Article Text

See original article:

Download PDFPDF

Chlamydial infection: an accurate model for opportunistic screening in general practice
  1. V Verhoeven,
  2. D Avonts,
  3. A Meheus,
  4. H Goossens,
  5. M Ieven,
  6. S Chapelle,
  7. C Lammens,
  8. P Van Royen
  1. University of Antwerp, Department of General Practice Universiteitsplein 1 Wilrijk, 2610, Belgium
  1. Correspondence to:
    Dr Veronique Verhoeven, University of Antwerp, Department of General Practice, Universiteitsplein 1 Wilrijk, 2610, Belgium;
    verover{at}uia.ua.ac.be

Abstract

Objectives: To estimate the prevalence of Chlamydia trachomatis in women in general practice and to assess risk factors associated with infection.

Methods: The study was carried out in 2001–2 in different general practices in Antwerp, Belgium. Sexually active women, visiting their general practitioner for routine gynaecological care (mostly pill prescription or PAP smear), were offered opportunistic screening for chlamydia. 787 participants aged 15–40 delivered a self taken vaginal sample and filled in a questionnaire which included questions on demographic variables, urogenital symptoms, sexual history, and sexual behaviour.

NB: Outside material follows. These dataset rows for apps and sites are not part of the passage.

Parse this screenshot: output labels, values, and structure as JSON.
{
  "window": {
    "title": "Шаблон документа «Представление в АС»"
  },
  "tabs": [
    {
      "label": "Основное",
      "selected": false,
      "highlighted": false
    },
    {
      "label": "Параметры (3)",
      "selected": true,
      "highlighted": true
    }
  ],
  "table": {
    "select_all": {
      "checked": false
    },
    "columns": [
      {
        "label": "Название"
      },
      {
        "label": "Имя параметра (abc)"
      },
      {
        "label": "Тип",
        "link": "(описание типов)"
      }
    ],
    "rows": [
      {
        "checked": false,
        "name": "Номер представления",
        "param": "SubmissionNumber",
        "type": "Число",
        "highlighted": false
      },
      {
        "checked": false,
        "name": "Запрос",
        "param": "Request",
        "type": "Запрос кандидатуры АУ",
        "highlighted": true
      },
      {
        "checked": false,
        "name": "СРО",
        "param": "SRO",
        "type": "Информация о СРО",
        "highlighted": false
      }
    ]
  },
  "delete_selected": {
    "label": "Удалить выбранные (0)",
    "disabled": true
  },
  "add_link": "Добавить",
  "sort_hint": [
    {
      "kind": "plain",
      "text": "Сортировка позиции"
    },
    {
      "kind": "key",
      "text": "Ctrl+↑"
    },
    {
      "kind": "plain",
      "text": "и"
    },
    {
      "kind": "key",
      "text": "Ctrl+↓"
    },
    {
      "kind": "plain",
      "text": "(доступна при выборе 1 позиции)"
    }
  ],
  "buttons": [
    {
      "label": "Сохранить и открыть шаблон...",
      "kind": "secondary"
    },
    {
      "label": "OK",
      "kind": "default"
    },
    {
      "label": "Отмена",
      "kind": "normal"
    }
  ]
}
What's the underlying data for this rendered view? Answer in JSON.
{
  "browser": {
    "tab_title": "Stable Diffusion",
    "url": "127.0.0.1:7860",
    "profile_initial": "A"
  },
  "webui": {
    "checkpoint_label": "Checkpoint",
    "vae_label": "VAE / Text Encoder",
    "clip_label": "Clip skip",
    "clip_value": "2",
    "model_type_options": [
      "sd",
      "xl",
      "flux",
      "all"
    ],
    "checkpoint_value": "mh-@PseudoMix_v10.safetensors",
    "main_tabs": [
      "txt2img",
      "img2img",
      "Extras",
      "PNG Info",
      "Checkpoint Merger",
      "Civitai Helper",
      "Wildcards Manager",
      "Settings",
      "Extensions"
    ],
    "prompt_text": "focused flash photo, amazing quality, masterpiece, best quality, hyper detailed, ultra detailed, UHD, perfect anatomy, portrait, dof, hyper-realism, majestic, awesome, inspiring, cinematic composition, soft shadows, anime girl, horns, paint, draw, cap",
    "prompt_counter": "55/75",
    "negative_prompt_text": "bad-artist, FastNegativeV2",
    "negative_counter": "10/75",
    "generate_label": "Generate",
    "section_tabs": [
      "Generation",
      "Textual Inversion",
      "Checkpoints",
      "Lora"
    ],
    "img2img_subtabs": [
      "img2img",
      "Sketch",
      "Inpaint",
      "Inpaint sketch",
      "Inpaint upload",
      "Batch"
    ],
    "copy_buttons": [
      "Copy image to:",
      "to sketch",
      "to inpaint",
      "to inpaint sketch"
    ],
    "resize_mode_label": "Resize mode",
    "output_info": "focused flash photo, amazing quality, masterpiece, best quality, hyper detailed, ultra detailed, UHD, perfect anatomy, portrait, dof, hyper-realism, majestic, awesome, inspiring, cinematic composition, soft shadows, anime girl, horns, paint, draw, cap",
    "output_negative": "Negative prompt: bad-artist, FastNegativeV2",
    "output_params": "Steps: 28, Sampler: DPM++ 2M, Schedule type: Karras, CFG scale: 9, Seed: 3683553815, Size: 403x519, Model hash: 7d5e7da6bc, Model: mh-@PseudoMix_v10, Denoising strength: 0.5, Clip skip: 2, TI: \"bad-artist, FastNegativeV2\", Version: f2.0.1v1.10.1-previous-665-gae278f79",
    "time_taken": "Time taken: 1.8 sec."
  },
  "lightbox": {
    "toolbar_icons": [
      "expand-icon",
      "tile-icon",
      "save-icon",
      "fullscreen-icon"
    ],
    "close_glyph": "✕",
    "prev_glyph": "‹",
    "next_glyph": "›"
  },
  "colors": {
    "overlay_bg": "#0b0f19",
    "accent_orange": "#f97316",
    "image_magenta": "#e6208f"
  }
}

Samples were tested for presence of chlamydial DNA by means of a ligase chain reaction (LCR) assay, and positives were confirmed by two other amplification assays (PCR and SDA).

Results: Overall prevalence was 5.0% (95% CI: 3.5 to 6.5). Determinants of infection in logistic regression analysis were age 18–27 years, >1 partner in the past year, no use of contraceptives, frequent postcoital bleeding, having a symptomatic partner, painful micturition, and living in the inner city. The area under the ROC curve in the full model was 0.88. Selective screening based on a combination of the five first determinants detects 92.3% of infections in this sample; 37.5% of the population would need to be screened.

Conclusion: Targeted screening for chlamydial infection is possible, even in a heterogeneous group of general practice attendants. Implementing this model would require considerable communication skills from healthcare providers.

  • general practice
  • screening
  • Chlamydia trachomatis
View Full Text

Statistics from Altmetric.com

Request Permissions

If you wish to reuse any or all of this article please use the link below which will take you to the Copyright Clearance Center’s RightsLink service. You will be able to get a quick price and instant permission to reuse the content in many different ways.

Linked Articles

  • Correction
    BMJ Publishing Group Ltd